Start of PROVIDED RECORDS

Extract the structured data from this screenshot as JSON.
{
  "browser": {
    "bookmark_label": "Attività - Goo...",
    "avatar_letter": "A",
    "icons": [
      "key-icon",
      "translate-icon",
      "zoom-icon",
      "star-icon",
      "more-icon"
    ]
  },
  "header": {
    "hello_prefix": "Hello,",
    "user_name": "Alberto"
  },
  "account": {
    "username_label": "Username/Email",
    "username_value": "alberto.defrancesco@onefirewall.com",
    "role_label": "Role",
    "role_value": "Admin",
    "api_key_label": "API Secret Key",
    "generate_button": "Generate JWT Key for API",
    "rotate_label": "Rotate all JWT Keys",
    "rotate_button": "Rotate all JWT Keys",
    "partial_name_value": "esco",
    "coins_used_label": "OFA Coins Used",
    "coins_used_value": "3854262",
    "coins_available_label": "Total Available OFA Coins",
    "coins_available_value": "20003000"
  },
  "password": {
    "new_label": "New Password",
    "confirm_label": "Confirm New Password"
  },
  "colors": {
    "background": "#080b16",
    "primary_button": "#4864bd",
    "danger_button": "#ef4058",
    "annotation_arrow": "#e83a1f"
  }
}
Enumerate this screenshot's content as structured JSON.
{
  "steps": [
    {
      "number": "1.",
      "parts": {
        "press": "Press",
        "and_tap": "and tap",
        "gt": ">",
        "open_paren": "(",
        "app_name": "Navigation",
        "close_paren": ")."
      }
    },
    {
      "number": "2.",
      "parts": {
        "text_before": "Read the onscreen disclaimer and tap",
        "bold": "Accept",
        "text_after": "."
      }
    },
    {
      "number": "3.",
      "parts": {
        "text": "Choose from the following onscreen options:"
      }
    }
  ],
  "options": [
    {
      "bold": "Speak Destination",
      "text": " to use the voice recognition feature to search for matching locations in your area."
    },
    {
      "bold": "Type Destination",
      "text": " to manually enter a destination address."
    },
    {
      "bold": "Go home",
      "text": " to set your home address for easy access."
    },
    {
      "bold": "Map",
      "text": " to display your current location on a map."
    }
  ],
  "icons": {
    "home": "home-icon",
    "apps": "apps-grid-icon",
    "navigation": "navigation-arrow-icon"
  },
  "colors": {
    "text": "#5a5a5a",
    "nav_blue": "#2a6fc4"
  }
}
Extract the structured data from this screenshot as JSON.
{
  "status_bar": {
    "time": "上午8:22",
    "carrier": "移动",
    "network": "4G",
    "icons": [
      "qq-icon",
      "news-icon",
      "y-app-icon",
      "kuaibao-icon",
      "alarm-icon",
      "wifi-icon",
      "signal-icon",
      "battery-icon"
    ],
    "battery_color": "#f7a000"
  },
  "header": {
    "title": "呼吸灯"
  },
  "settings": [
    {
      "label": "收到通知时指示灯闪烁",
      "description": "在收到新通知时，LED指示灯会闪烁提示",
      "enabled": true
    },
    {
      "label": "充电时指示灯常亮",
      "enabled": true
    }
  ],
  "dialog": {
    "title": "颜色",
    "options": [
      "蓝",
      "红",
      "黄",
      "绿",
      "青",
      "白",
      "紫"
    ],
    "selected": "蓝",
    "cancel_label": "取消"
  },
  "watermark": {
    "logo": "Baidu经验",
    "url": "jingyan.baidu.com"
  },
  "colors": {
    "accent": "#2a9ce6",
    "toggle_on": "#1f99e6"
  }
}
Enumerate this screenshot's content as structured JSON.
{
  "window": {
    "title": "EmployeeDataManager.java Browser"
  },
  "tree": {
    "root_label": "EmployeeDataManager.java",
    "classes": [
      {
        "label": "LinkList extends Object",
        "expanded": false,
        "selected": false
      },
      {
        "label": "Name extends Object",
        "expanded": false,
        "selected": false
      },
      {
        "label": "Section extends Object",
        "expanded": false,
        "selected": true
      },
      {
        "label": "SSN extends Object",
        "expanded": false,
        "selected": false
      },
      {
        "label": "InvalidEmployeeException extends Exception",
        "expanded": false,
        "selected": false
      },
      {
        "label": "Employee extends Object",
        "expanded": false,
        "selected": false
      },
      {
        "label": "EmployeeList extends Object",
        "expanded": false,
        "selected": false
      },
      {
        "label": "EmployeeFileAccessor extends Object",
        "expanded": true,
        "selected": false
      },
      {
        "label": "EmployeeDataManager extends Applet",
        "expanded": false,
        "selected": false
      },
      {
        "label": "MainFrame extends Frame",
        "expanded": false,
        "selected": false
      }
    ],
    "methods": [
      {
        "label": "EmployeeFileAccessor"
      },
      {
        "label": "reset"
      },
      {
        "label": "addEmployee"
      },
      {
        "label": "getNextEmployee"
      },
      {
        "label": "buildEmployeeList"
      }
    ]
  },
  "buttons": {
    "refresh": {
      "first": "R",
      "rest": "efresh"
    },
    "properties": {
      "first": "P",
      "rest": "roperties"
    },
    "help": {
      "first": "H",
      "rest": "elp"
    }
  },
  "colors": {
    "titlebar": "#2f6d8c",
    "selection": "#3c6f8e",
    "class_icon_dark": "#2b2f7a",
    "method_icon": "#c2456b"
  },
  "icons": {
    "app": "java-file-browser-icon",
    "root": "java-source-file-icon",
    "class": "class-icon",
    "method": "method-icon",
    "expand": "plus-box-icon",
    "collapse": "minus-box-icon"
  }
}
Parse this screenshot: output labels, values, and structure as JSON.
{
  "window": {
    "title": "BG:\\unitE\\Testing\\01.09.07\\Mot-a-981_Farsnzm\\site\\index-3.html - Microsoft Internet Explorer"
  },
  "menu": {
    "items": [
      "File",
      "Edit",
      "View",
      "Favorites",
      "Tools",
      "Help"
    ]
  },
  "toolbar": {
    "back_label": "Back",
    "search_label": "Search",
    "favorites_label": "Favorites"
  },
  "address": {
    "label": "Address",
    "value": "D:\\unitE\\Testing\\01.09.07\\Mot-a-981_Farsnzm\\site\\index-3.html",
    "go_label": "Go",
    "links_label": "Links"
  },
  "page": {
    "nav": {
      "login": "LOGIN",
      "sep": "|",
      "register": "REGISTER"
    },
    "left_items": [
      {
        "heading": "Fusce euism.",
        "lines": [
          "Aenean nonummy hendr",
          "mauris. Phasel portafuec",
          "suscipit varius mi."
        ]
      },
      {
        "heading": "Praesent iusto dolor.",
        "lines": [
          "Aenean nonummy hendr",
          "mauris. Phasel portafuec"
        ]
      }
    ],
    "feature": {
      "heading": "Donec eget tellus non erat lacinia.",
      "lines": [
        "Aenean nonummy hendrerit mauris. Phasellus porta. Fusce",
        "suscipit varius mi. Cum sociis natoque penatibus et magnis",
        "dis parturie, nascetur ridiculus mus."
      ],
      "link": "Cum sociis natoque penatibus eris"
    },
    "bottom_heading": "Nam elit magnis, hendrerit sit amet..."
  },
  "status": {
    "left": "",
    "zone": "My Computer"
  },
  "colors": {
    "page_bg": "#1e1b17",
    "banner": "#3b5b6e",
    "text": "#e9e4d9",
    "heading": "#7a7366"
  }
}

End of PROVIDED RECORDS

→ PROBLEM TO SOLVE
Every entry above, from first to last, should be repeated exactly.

→ RESULT
Extract the structured data from this screenshot as JSON.
{
  "browser": {
    "bookmark_label": "Attività - Goo...",
    "avatar_letter": "A",
    "icons": [
      "key-icon",
      "translate-icon",
      "zoom-icon",
      "star-icon",
      "more-icon"
    ]
  },
  "header": {
    "hello_prefix": "Hello,",
    "user_name": "Alberto"
  },
  "account": {
    "username_label": "Username/Email",
    "username_value": "alberto.defrancesco@onefirewall.com",
    "role_label": "Role",
    "role_value": "Admin",
    "api_key_label": "API Secret Key",
    "generate_button": "Generate JWT Key for API",
    "rotate_label": "Rotate all JWT Keys",
    "rotate_button": "Rotate all JWT Keys",
    "partial_name_value": "esco",
    "coins_used_label": "OFA Coins Used",
    "coins_used_value": "3854262",
    "coins_available_label": "Total Available OFA Coins",
    "coins_available_value": "20003000"
  },
  "password": {
    "new_label": "New Password",
    "confirm_label": "Confirm New Password"
  },
  "colors": {
    "background": "#080b16",
    "primary_button": "#4864bd",
    "danger_button": "#ef4058",
    "annotation_arrow": "#e83a1f"
  }
}
Enumerate this screenshot's content as structured JSON.
{
  "steps": [
    {
      "number": "1.",
      "parts": {
        "press": "Press",
        "and_tap": "and tap",
        "gt": ">",
        "open_paren": "(",
        "app_name": "Navigation",
        "close_paren": ")."
      }
    },
    {
      "number": "2.",
      "parts": {
        "text_before": "Read the onscreen disclaimer and tap",
        "bold": "Accept",
        "text_after": "."
      }
    },
    {
      "number": "3.",
      "parts": {
        "text": "Choose from the following onscreen options:"
      }
    }
  ],
  "options": [
    {
      "bold": "Speak Destination",
      "text": " to use the voice recognition feature to search for matching locations in your area."
    },
    {
      "bold": "Type Destination",
      "text": " to manually enter a destination address."
    },
    {
      "bold": "Go home",
      "text": " to set your home address for easy access."
    },
    {
      "bold": "Map",
      "text": " to display your current location on a map."
    }
  ],
  "icons": {
    "home": "home-icon",
    "apps": "apps-grid-icon",
    "navigation": "navigation-arrow-icon"
  },
  "colors": {
    "text": "#5a5a5a",
    "nav_blue": "#2a6fc4"
  }
}
Extract the structured data from this screenshot as JSON.
{
  "status_bar": {
    "time": "上午8:22",
    "carrier": "移动",
    "network": "4G",
    "icons": [
      "qq-icon",
      "news-icon",
      "y-app-icon",
      "kuaibao-icon",
      "alarm-icon",
      "wifi-icon",
      "signal-icon",
      "battery-icon"
    ],
    "battery_color": "#f7a000"
  },
  "header": {
    "title": "呼吸灯"
  },
  "settings": [
    {
      "label": "收到通知时指示灯闪烁",
      "description": "在收到新通知时，LED指示灯会闪烁提示",
      "enabled": true
    },
    {
      "label": "充电时指示灯常亮",
      "enabled": true
    }
  ],
  "dialog": {
    "title": "颜色",
    "options": [
      "蓝",
      "红",
      "黄",
      "绿",
      "青",
      "白",
      "紫"
    ],
    "selected": "蓝",
    "cancel_label": "取消"
  },
  "watermark": {
    "logo": "Baidu经验",
    "url": "jingyan.baidu.com"
  },
  "colors": {
    "accent": "#2a9ce6",
    "toggle_on": "#1f99e6"
  }
}
Enumerate this screenshot's content as structured JSON.
{
  "window": {
    "title": "EmployeeDataManager.java Browser"
  },
  "tree": {
    "root_label": "EmployeeDataManager.java",
    "classes": [
      {
        "label": "LinkList extends Object",
        "expanded": false,
        "selected": false
      },
      {
        "label": "Name extends Object",
        "expanded": false,
        "selected": false
      },
      {
        "label": "Section extends Object",
        "expanded": false,
        "selected": true
      },
      {
        "label": "SSN extends Object",
        "expanded": false,
        "selected": false
      },
      {
        "label": "InvalidEmployeeException extends Exception",
        "expanded": false,
        "selected": false
      },
      {
        "label": "Employee extends Object",
        "expanded": false,
        "selected": false
      },
      {
        "label": "EmployeeList extends Object",
        "expanded": false,
        "selected": false
      },
      {
        "label": "EmployeeFileAccessor extends Object",
        "expanded": true,
        "selected": false
      },
      {
        "label": "EmployeeDataManager extends Applet",
        "expanded": false,
        "selected": false
      },
      {
        "label": "MainFrame extends Frame",
        "expanded": false,
        "selected": false
      }
    ],
    "methods": [
      {
        "label": "EmployeeFileAccessor"
      },
      {
        "label": "reset"
      },
      {
        "label": "addEmployee"
      },
      {
        "label": "getNextEmployee"
      },
      {
        "label": "buildEmployeeList"
      }
    ]
  },
  "buttons": {
    "refresh": {
      "first": "R",
      "rest": "efresh"
    },
    "properties": {
      "first": "P",
      "rest": "roperties"
    },
    "help": {
      "first": "H",
      "rest": "elp"
    }
  },
  "colors": {
    "titlebar": "#2f6d8c",
    "selection": "#3c6f8e",
    "class_icon_dark": "#2b2f7a",
    "method_icon": "#c2456b"
  },
  "icons": {
    "app": "java-file-browser-icon",
    "root": "java-source-file-icon",
    "class": "class-icon",
    "method": "method-icon",
    "expand": "plus-box-icon",
    "collapse": "minus-box-icon"
  }
}
Parse this screenshot: output labels, values, and structure as JSON.
{
  "window": {
    "title": "BG:\\unitE\\Testing\\01.09.07\\Mot-a-981_Farsnzm\\site\\index-3.html - Microsoft Internet Explorer"
  },
  "menu": {
    "items": [
      "File",
      "Edit",
      "View",
      "Favorites",
      "Tools",
      "Help"
    ]
  },
  "toolbar": {
    "back_label": "Back",
    "search_label": "Search",
    "favorites_label": "Favorites"
  },
  "address": {
    "label": "Address",
    "value": "D:\\unitE\\Testing\\01.09.07\\Mot-a-981_Farsnzm\\site\\index-3.html",
    "go_label": "Go",
    "links_label": "Links"
  },
  "page": {
    "nav": {
      "login": "LOGIN",
      "sep": "|",
      "register": "REGISTER"
    },
    "left_items": [
      {
        "heading": "Fusce euism.",
        "lines": [
          "Aenean nonummy hendr",
          "mauris. Phasel portafuec",
          "suscipit varius mi."
        ]
      },
      {
        "heading": "Praesent iusto dolor.",
        "lines": [
          "Aenean nonummy hendr",
          "mauris. Phasel portafuec"
        ]
      }
    ],
    "feature": {
      "heading": "Donec eget tellus non erat lacinia.",
      "lines": [
        "Aenean nonummy hendrerit mauris. Phasellus porta. Fusce",
        "suscipit varius mi. Cum sociis natoque penatibus et magnis",
        "dis parturie, nascetur ridiculus mus."
      ],
      "link": "Cum sociis natoque penatibus eris"
    },
    "bottom_heading": "Nam elit magnis, hendrerit sit amet..."
  },
  "status": {
    "left": "",
    "zone": "My Computer"
  },
  "colors": {
    "page_bg": "#1e1b17",
    "banner": "#3b5b6e",
    "text": "#e9e4d9",
    "heading": "#7a7366"
  }
}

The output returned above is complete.